[[ Records to process open ]]
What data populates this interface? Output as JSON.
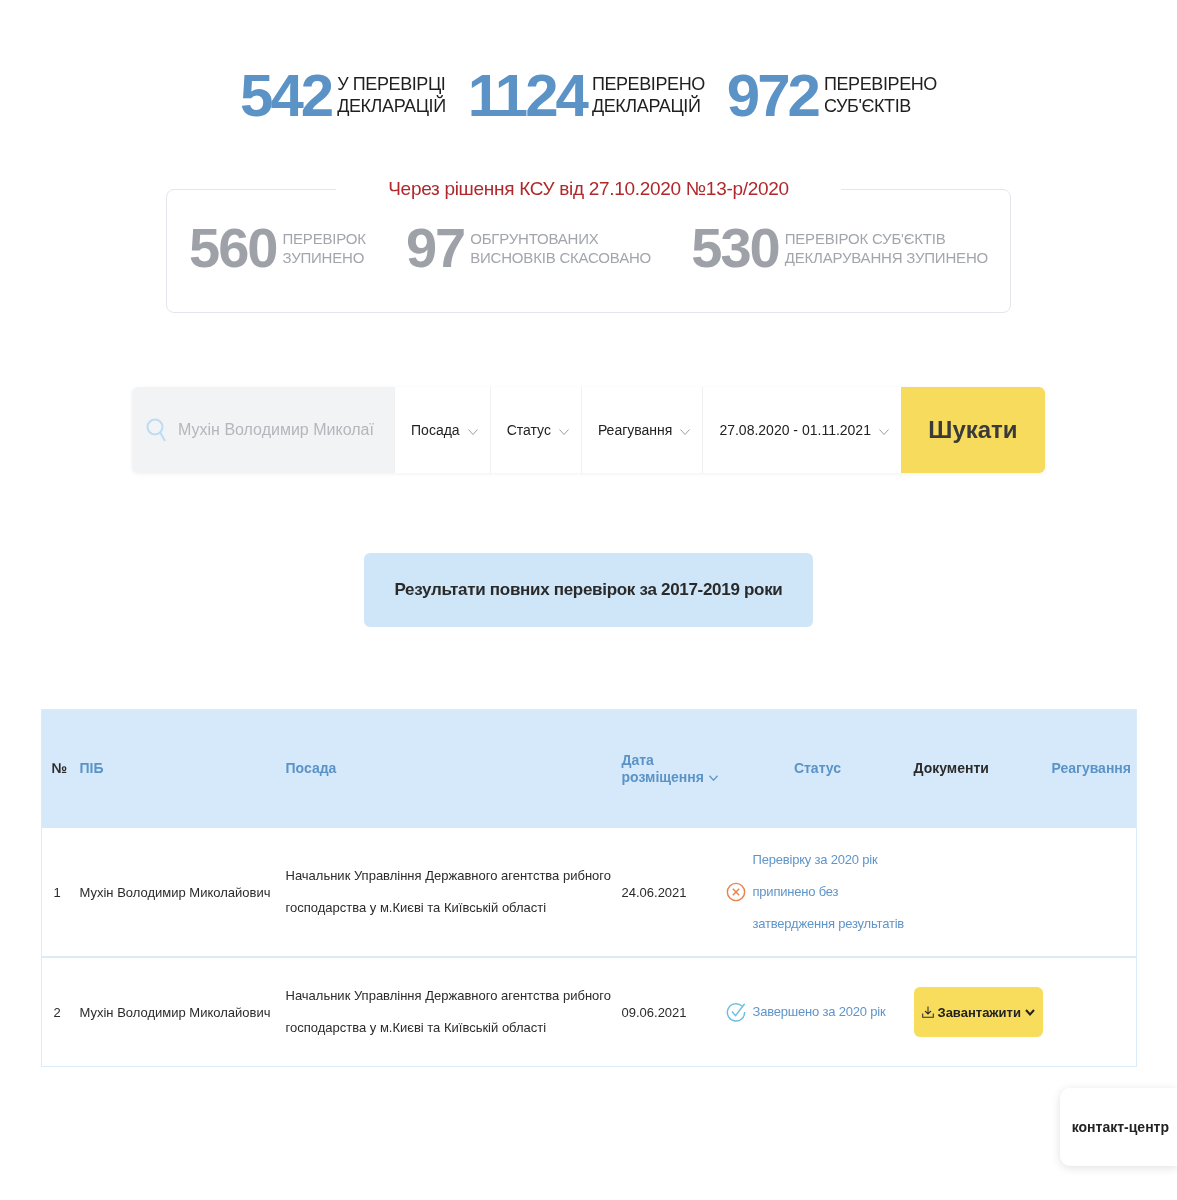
{
  "counters": [
    {
      "value": "542",
      "label_lines": [
        "У ПЕРЕВІРЦІ",
        "ДЕКЛАРАЦІЙ"
      ]
    },
    {
      "value": "1124",
      "label_lines": [
        "ПЕРЕВІРЕНО",
        "ДЕКЛАРАЦІЙ"
      ]
    },
    {
      "value": "972",
      "label_lines": [
        "ПЕРЕВІРЕНО",
        "СУБ'ЄКТІВ"
      ]
    }
  ],
  "suspended": {
    "caption": "Через рішення КСУ від 27.10.2020 №13-р/2020",
    "counters": [
      {
        "value": "560",
        "label_lines": [
          "ПЕРЕВІРОК",
          "ЗУПИНЕНО"
        ]
      },
      {
        "value": "97",
        "label_lines": [
          "ОБГРУНТОВАНИХ",
          "ВИСНОВКІВ СКАСОВАНО"
        ]
      },
      {
        "value": "530",
        "label_lines": [
          "ПЕРЕВІРОК СУБ'ЄКТІВ",
          "ДЕКЛАРУВАННЯ ЗУПИНЕНО"
        ]
      }
    ]
  },
  "search": {
    "placeholder": "Мухін Володимир Миколаї",
    "filters": [
      {
        "label": "Посада"
      },
      {
        "label": "Статус"
      },
      {
        "label": "Реагування"
      },
      {
        "label": "27.08.2020 - 01.11.2021"
      }
    ],
    "button": "Шукати"
  },
  "results_button": "Результати повних перевірок за 2017-2019 роки",
  "table": {
    "columns": [
      {
        "label": "№",
        "link": false,
        "sorted": false
      },
      {
        "label": "ПІБ",
        "link": true,
        "sorted": false
      },
      {
        "label": "Посада",
        "link": true,
        "sorted": false
      },
      {
        "label": "Дата розміщення",
        "link": true,
        "sorted": true
      },
      {
        "label": "Статус",
        "link": true,
        "sorted": false
      },
      {
        "label": "Документи",
        "link": false,
        "sorted": false
      },
      {
        "label": "Реагування",
        "link": true,
        "sorted": false
      }
    ],
    "rows": [
      {
        "number": "1",
        "name": "Мухін Володимир Миколайович",
        "position": "Начальник Управління Державного агентства рибного господарства у м.Києві та Київській області",
        "date": "24.06.2021",
        "status": {
          "kind": "stopped",
          "text": "Перевірку за 2020 рік припинено без затвердження результатів"
        }
      },
      {
        "number": "2",
        "name": "Мухін Володимир Миколайович",
        "position": "Начальник Управління Державного агентства рибного господарства у м.Києві та Київській області",
        "date": "09.06.2021",
        "status": {
          "kind": "done",
          "text": "Завершено за 2020 рік"
        },
        "download_button": "Завантажити"
      }
    ]
  },
  "contact_button": "контакт-центр"
}
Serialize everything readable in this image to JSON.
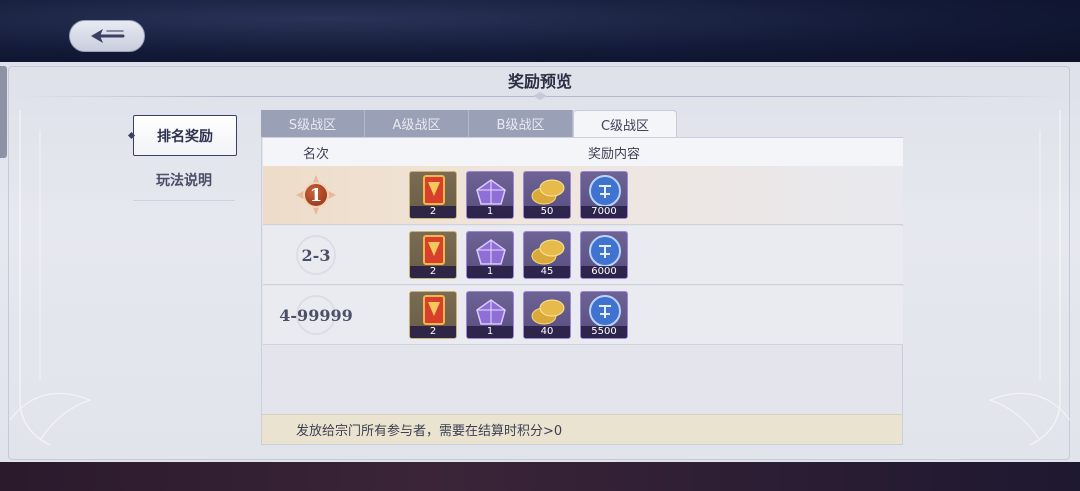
{
  "window": {
    "title": "奖励预览"
  },
  "back_button": {
    "icon": "back-arrow-icon"
  },
  "side_nav": {
    "items": [
      {
        "label": "排名奖励",
        "active": true
      },
      {
        "label": "玩法说明",
        "active": false
      }
    ]
  },
  "tabs": [
    {
      "label": "S级战区",
      "active": false
    },
    {
      "label": "A级战区",
      "active": false
    },
    {
      "label": "B级战区",
      "active": false
    },
    {
      "label": "C级战区",
      "active": true
    }
  ],
  "table": {
    "headers": {
      "rank": "名次",
      "rewards": "奖励内容"
    },
    "rows": [
      {
        "rank": "1",
        "rewards": [
          {
            "icon": "red-banner-token-icon",
            "count": "2"
          },
          {
            "icon": "purple-crystal-chest-icon",
            "count": "1"
          },
          {
            "icon": "gold-coins-icon",
            "count": "50"
          },
          {
            "icon": "blue-spirit-coin-icon",
            "count": "7000"
          }
        ]
      },
      {
        "rank": "2-3",
        "rewards": [
          {
            "icon": "red-banner-token-icon",
            "count": "2"
          },
          {
            "icon": "purple-crystal-chest-icon",
            "count": "1"
          },
          {
            "icon": "gold-coins-icon",
            "count": "45"
          },
          {
            "icon": "blue-spirit-coin-icon",
            "count": "6000"
          }
        ]
      },
      {
        "rank": "4-99999",
        "rewards": [
          {
            "icon": "red-banner-token-icon",
            "count": "2"
          },
          {
            "icon": "purple-crystal-chest-icon",
            "count": "1"
          },
          {
            "icon": "gold-coins-icon",
            "count": "40"
          },
          {
            "icon": "blue-spirit-coin-icon",
            "count": "5500"
          }
        ]
      }
    ]
  },
  "footer": {
    "note": "发放给宗门所有参与者，需要在结算时积分>0"
  },
  "colors": {
    "accent_dark": "#3a3f63",
    "tab_inactive": "#9aa0b5",
    "first_place_row": "#eedcc9",
    "footer_bg": "#e9e3cf"
  }
}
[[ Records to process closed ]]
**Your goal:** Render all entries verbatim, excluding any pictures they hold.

**Answer area:**
What data populates this interface? Output as JSON.
{
  "counters": [
    {
      "value": "542",
      "label_lines": [
        "У ПЕРЕВІРЦІ",
        "ДЕКЛАРАЦІЙ"
      ]
    },
    {
      "value": "1124",
      "label_lines": [
        "ПЕРЕВІРЕНО",
        "ДЕКЛАРАЦІЙ"
      ]
    },
    {
      "value": "972",
      "label_lines": [
        "ПЕРЕВІРЕНО",
        "СУБ'ЄКТІВ"
      ]
    }
  ],
  "suspended": {
    "caption": "Через рішення КСУ від 27.10.2020 №13-р/2020",
    "counters": [
      {
        "value": "560",
        "label_lines": [
          "ПЕРЕВІРОК",
          "ЗУПИНЕНО"
        ]
      },
      {
        "value": "97",
        "label_lines": [
          "ОБГРУНТОВАНИХ",
          "ВИСНОВКІВ СКАСОВАНО"
        ]
      },
      {
        "value": "530",
        "label_lines": [
          "ПЕРЕВІРОК СУБ'ЄКТІВ",
          "ДЕКЛАРУВАННЯ ЗУПИНЕНО"
        ]
      }
    ]
  },
  "search": {
    "placeholder": "Мухін Володимир Миколаї",
    "filters": [
      {
        "label": "Посада"
      },
      {
        "label": "Статус"
      },
      {
        "label": "Реагування"
      },
      {
        "label": "27.08.2020 - 01.11.2021"
      }
    ],
    "button": "Шукати"
  },
  "results_button": "Результати повних перевірок за 2017-2019 роки",
  "table": {
    "columns": [
      {
        "label": "№",
        "link": false,
        "sorted": false
      },
      {
        "label": "ПІБ",
        "link": true,
        "sorted": false
      },
      {
        "label": "Посада",
        "link": true,
        "sorted": false
      },
      {
        "label": "Дата розміщення",
        "link": true,
        "sorted": true
      },
      {
        "label": "Статус",
        "link": true,
        "sorted": false
      },
      {
        "label": "Документи",
        "link": false,
        "sorted": false
      },
      {
        "label": "Реагування",
        "link": true,
        "sorted": false
      }
    ],
    "rows": [
      {
        "number": "1",
        "name": "Мухін Володимир Миколайович",
        "position": "Начальник Управління Державного агентства рибного господарства у м.Києві та Київській області",
        "date": "24.06.2021",
        "status": {
          "kind": "stopped",
          "text": "Перевірку за 2020 рік припинено без затвердження результатів"
        }
      },
      {
        "number": "2",
        "name": "Мухін Володимир Миколайович",
        "position": "Начальник Управління Державного агентства рибного господарства у м.Києві та Київській області",
        "date": "09.06.2021",
        "status": {
          "kind": "done",
          "text": "Завершено за 2020 рік"
        },
        "download_button": "Завантажити"
      }
    ]
  },
  "contact_button": "контакт-центр"
}
Serialize everything readable in this image to JSON.
{
  "window": {
    "title": "奖励预览"
  },
  "back_button": {
    "icon": "back-arrow-icon"
  },
  "side_nav": {
    "items": [
      {
        "label": "排名奖励",
        "active": true
      },
      {
        "label": "玩法说明",
        "active": false
      }
    ]
  },
  "tabs": [
    {
      "label": "S级战区",
      "active": false
    },
    {
      "label": "A级战区",
      "active": false
    },
    {
      "label": "B级战区",
      "active": false
    },
    {
      "label": "C级战区",
      "active": true
    }
  ],
  "table": {
    "headers": {
      "rank": "名次",
      "rewards": "奖励内容"
    },
    "rows": [
      {
        "rank": "1",
        "rewards": [
          {
            "icon": "red-banner-token-icon",
            "count": "2"
          },
          {
            "icon": "purple-crystal-chest-icon",
            "count": "1"
          },
          {
            "icon": "gold-coins-icon",
            "count": "50"
          },
          {
            "icon": "blue-spirit-coin-icon",
            "count": "7000"
          }
        ]
      },
      {
        "rank": "2-3",
        "rewards": [
          {
            "icon": "red-banner-token-icon",
            "count": "2"
          },
          {
            "icon": "purple-crystal-chest-icon",
            "count": "1"
          },
          {
            "icon": "gold-coins-icon",
            "count": "45"
          },
          {
            "icon": "blue-spirit-coin-icon",
            "count": "6000"
          }
        ]
      },
      {
        "rank": "4-99999",
        "rewards": [
          {
            "icon": "red-banner-token-icon",
            "count": "2"
          },
          {
            "icon": "purple-crystal-chest-icon",
            "count": "1"
          },
          {
            "icon": "gold-coins-icon",
            "count": "40"
          },
          {
            "icon": "blue-spirit-coin-icon",
            "count": "5500"
          }
        ]
      }
    ]
  },
  "footer": {
    "note": "发放给宗门所有参与者，需要在结算时积分>0"
  },
  "colors": {
    "accent_dark": "#3a3f63",
    "tab_inactive": "#9aa0b5",
    "first_place_row": "#eedcc9",
    "footer_bg": "#e9e3cf"
  }
}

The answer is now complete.